Minsk ponders death penalty moratorium benefits
On April 11th, Alexander Hessel, Council of Europe Director for political issues visited Minsk.
Meetings in Minsk with CoE representative, Alexander Hessel, imply that Belarus is considering options to open an additional communication channel with the EU. In addition, Belarus may try to "swap" a moratorium on the death penalty with one of the conditions for the resumption of EU-Belarus dialogue.
In Minsk, Mr. Hessel gave a lecture at the Belarusian State University, met with Foreign Ministry officials and the Constitutional Court. Meeting at the Constitutional Court in particular, may be regarded as an implication that the Belarusian authorities are considering a moratorium on the death penalty as an option. Moratorium on the death penalty is an obligatory condition for the resumption of talks for Belarus’ accession to the Council of Europe.
The day after Hessel’s visit, Chairman of the Parliamentary Assembly of the Council of Europe Jean-Claude Minion made a statement about the Council of Europe’s readiness to continue talks with Belarus about its membership in the CoE, but only if the moratorium on the death penalty was introduced. According to Mignon, such a step would show that Belarus “shares European values”.
If Belarusian authorities see benefits from the resumption of the dialogue with the CoE, they might include the moratorium on the death penalty in the negotiations package put forward by the EU (release and rehabilitation of political prisoners, democratization of the political system, etc). In particular, the authorities may try to “swap” the moratorium with the demand of political prisoners’ rehabilitation.
President Lukashenka has met with the head of Chechnya Ramzan Kadyrov, who visited Minsk and the Minsk Automobile Plant.
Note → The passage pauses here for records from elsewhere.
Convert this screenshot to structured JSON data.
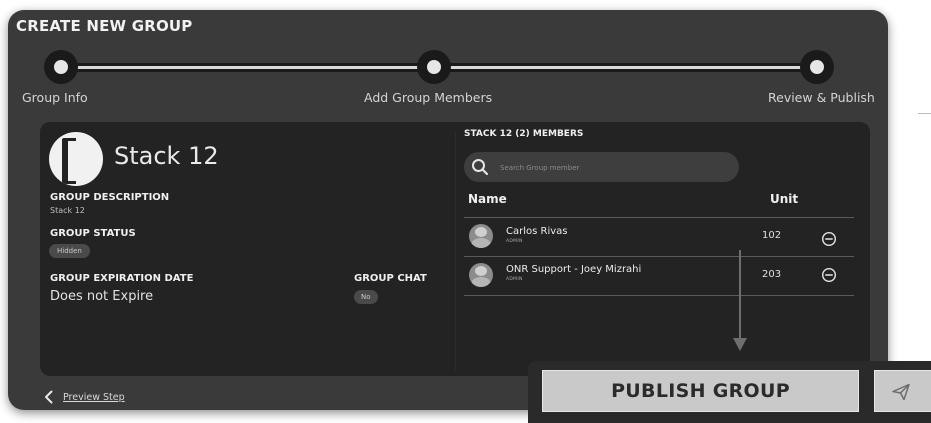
{
  "header": {
    "title": "CREATE NEW GROUP"
  },
  "stepper": {
    "steps": [
      {
        "label": "Group Info"
      },
      {
        "label": "Add Group Members"
      },
      {
        "label": "Review & Publish"
      }
    ]
  },
  "group": {
    "name": "Stack 12",
    "description_label": "GROUP DESCRIPTION",
    "description": "Stack 12",
    "status_label": "GROUP STATUS",
    "status": "Hidden",
    "expiration_label": "GROUP EXPIRATION DATE",
    "expiration": "Does not Expire",
    "chat_label": "GROUP CHAT",
    "chat": "No"
  },
  "members": {
    "title": "STACK 12 (2) MEMBERS",
    "search_placeholder": "Search Group member",
    "columns": {
      "name": "Name",
      "unit": "Unit"
    },
    "rows": [
      {
        "name": "Carlos Rivas",
        "role": "ADMIN",
        "unit": "102"
      },
      {
        "name": "ONR Support - Joey Mizrahi",
        "role": "ADMIN",
        "unit": "203"
      }
    ]
  },
  "footer": {
    "preview_label": "Preview Step",
    "publish_label": "PUBLISH GROUP"
  },
  "icons": {
    "search": "search-icon",
    "remove": "minus-circle-icon",
    "back": "chevron-left-icon",
    "send": "paper-plane-icon",
    "logo": "group-logo-icon"
  }
}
Minsk has always sought to have independent links with Russian regional elites, partially, to compensate for the Kremlin's diminishing interest in Belarus. In recent years, Belarus’ contacts with the Russian regions have been extremely intense. However, with some leaders of Russian regions, primarily heads of large republics, communication was more difficult to build. As many analysts in Minsk suggested, Minsk could regard contacts between President Lukashenka and the head of Chechnya as an additional communication channel for relieving tension in relations with the Kremlin. However, most likely, a trusting relationship with Kadyrov is a value for Minsk as such, provided Kadyrov’s broad business and political interests, and a high degree of autonomy for the Chechen leader from the Kremlin.